Each record must be returned exactly, apart from the pictures, which stay out.

***** EXERCISE MATERIALS

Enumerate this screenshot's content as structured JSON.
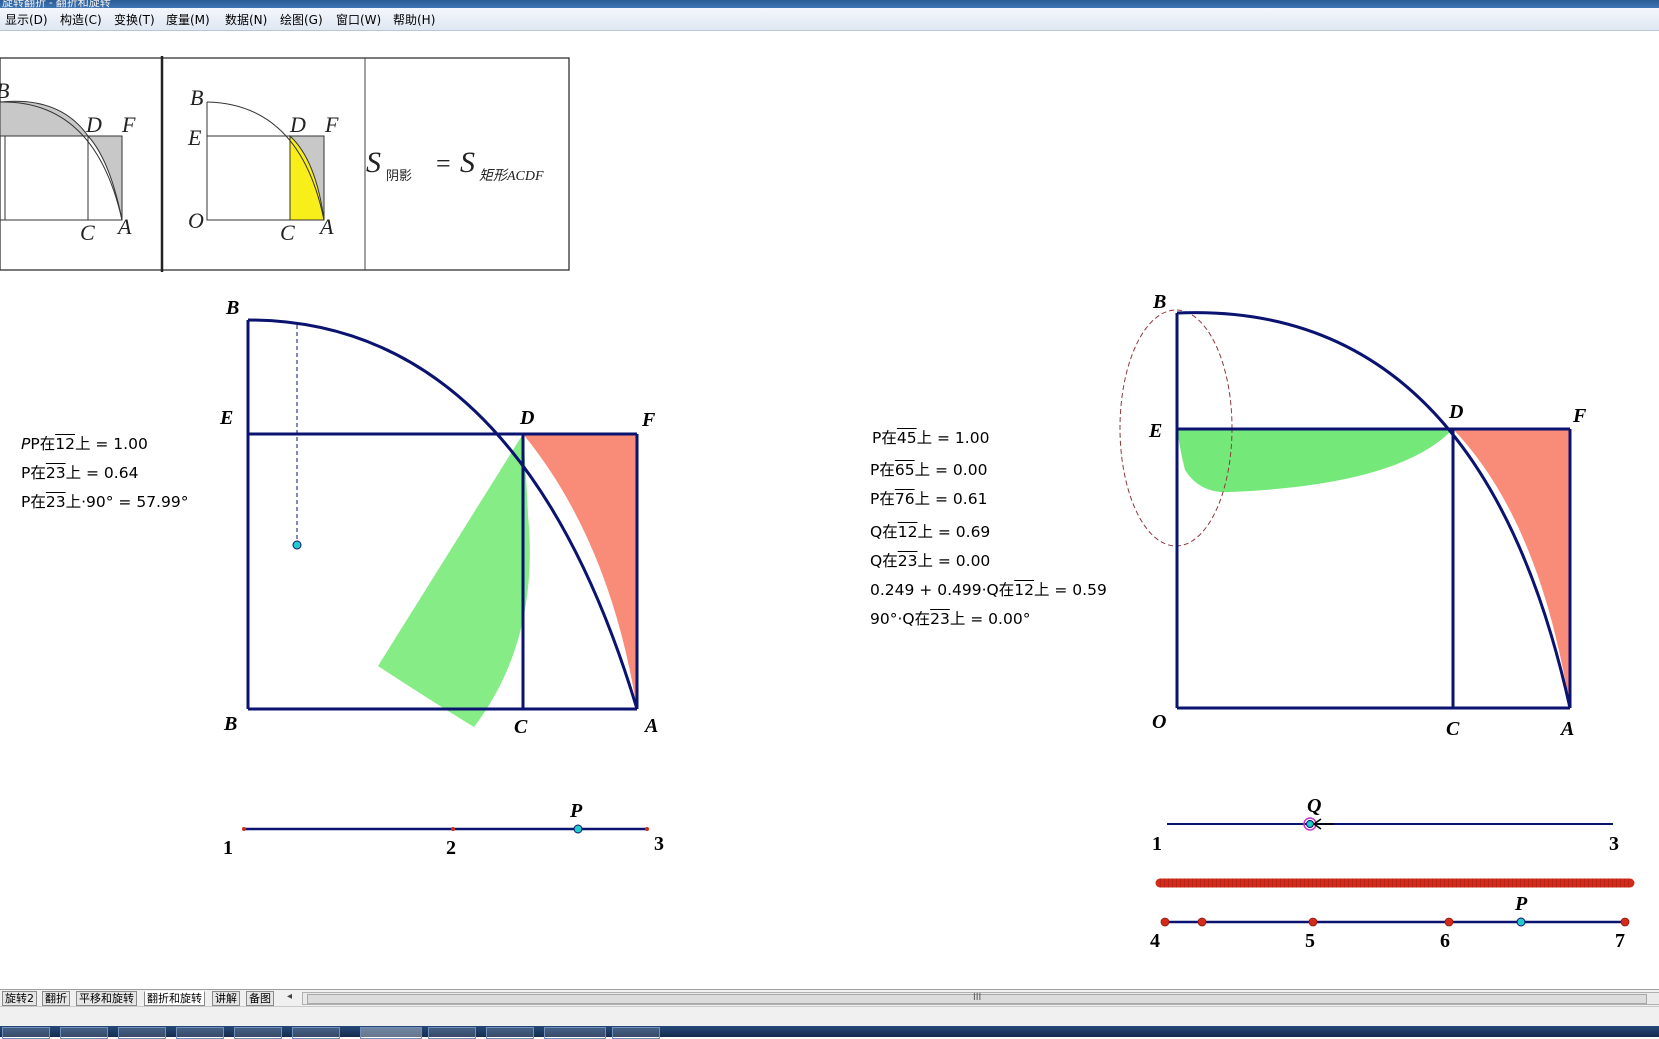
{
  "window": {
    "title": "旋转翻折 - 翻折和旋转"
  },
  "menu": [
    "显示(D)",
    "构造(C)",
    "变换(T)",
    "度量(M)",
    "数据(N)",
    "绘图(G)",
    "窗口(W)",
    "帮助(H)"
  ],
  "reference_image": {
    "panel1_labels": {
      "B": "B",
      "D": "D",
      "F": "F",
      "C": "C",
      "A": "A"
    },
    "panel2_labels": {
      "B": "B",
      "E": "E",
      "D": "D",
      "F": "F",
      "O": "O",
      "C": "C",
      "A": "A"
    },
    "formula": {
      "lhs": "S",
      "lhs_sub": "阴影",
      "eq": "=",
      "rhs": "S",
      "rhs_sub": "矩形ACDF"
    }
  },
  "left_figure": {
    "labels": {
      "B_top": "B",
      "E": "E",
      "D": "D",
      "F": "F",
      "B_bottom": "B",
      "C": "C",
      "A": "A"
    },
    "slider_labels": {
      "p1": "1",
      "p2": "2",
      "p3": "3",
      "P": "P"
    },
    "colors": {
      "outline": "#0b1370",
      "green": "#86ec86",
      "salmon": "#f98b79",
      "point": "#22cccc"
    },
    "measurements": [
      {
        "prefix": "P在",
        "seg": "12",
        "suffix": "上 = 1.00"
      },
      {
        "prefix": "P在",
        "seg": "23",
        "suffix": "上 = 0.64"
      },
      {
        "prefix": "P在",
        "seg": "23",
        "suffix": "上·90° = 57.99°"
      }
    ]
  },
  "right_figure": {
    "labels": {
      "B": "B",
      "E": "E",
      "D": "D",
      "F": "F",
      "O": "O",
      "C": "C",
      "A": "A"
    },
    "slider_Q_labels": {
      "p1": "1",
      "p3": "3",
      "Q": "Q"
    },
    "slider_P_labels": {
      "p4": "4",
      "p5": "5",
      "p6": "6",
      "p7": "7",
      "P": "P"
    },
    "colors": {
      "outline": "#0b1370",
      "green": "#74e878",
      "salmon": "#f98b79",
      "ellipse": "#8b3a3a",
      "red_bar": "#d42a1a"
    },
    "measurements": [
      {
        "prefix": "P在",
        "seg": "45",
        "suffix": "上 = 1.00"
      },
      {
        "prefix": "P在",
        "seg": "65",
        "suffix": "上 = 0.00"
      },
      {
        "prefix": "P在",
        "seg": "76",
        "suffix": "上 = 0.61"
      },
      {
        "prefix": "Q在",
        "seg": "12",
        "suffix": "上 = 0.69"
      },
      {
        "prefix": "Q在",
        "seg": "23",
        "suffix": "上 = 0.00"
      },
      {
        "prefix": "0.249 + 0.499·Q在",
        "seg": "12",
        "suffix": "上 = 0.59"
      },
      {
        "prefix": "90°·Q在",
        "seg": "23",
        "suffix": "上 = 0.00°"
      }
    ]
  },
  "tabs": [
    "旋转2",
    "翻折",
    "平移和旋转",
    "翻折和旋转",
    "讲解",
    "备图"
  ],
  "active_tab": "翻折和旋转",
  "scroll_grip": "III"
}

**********

### [SOLUTION FOR THIS EXERCISE]
Enumerate this screenshot's content as structured JSON.
{
  "window": {
    "title": "旋转翻折 - 翻折和旋转"
  },
  "menu": [
    "显示(D)",
    "构造(C)",
    "变换(T)",
    "度量(M)",
    "数据(N)",
    "绘图(G)",
    "窗口(W)",
    "帮助(H)"
  ],
  "reference_image": {
    "panel1_labels": {
      "B": "B",
      "D": "D",
      "F": "F",
      "C": "C",
      "A": "A"
    },
    "panel2_labels": {
      "B": "B",
      "E": "E",
      "D": "D",
      "F": "F",
      "O": "O",
      "C": "C",
      "A": "A"
    },
    "formula": {
      "lhs": "S",
      "lhs_sub": "阴影",
      "eq": "=",
      "rhs": "S",
      "rhs_sub": "矩形ACDF"
    }
  },
  "left_figure": {
    "labels": {
      "B_top": "B",
      "E": "E",
      "D": "D",
      "F": "F",
      "B_bottom": "B",
      "C": "C",
      "A": "A"
    },
    "slider_labels": {
      "p1": "1",
      "p2": "2",
      "p3": "3",
      "P": "P"
    },
    "colors": {
      "outline": "#0b1370",
      "green": "#86ec86",
      "salmon": "#f98b79",
      "point": "#22cccc"
    },
    "measurements": [
      {
        "prefix": "P在",
        "seg": "12",
        "suffix": "上 = 1.00"
      },
      {
        "prefix": "P在",
        "seg": "23",
        "suffix": "上 = 0.64"
      },
      {
        "prefix": "P在",
        "seg": "23",
        "suffix": "上·90° = 57.99°"
      }
    ]
  },
  "right_figure": {
    "labels": {
      "B": "B",
      "E": "E",
      "D": "D",
      "F": "F",
      "O": "O",
      "C": "C",
      "A": "A"
    },
    "slider_Q_labels": {
      "p1": "1",
      "p3": "3",
      "Q": "Q"
    },
    "slider_P_labels": {
      "p4": "4",
      "p5": "5",
      "p6": "6",
      "p7": "7",
      "P": "P"
    },
    "colors": {
      "outline": "#0b1370",
      "green": "#74e878",
      "salmon": "#f98b79",
      "ellipse": "#8b3a3a",
      "red_bar": "#d42a1a"
    },
    "measurements": [
      {
        "prefix": "P在",
        "seg": "45",
        "suffix": "上 = 1.00"
      },
      {
        "prefix": "P在",
        "seg": "65",
        "suffix": "上 = 0.00"
      },
      {
        "prefix": "P在",
        "seg": "76",
        "suffix": "上 = 0.61"
      },
      {
        "prefix": "Q在",
        "seg": "12",
        "suffix": "上 = 0.69"
      },
      {
        "prefix": "Q在",
        "seg": "23",
        "suffix": "上 = 0.00"
      },
      {
        "prefix": "0.249 + 0.499·Q在",
        "seg": "12",
        "suffix": "上 = 0.59"
      },
      {
        "prefix": "90°·Q在",
        "seg": "23",
        "suffix": "上 = 0.00°"
      }
    ]
  },
  "tabs": [
    "旋转2",
    "翻折",
    "平移和旋转",
    "翻折和旋转",
    "讲解",
    "备图"
  ],
  "active_tab": "翻折和旋转",
  "scroll_grip": "III"
}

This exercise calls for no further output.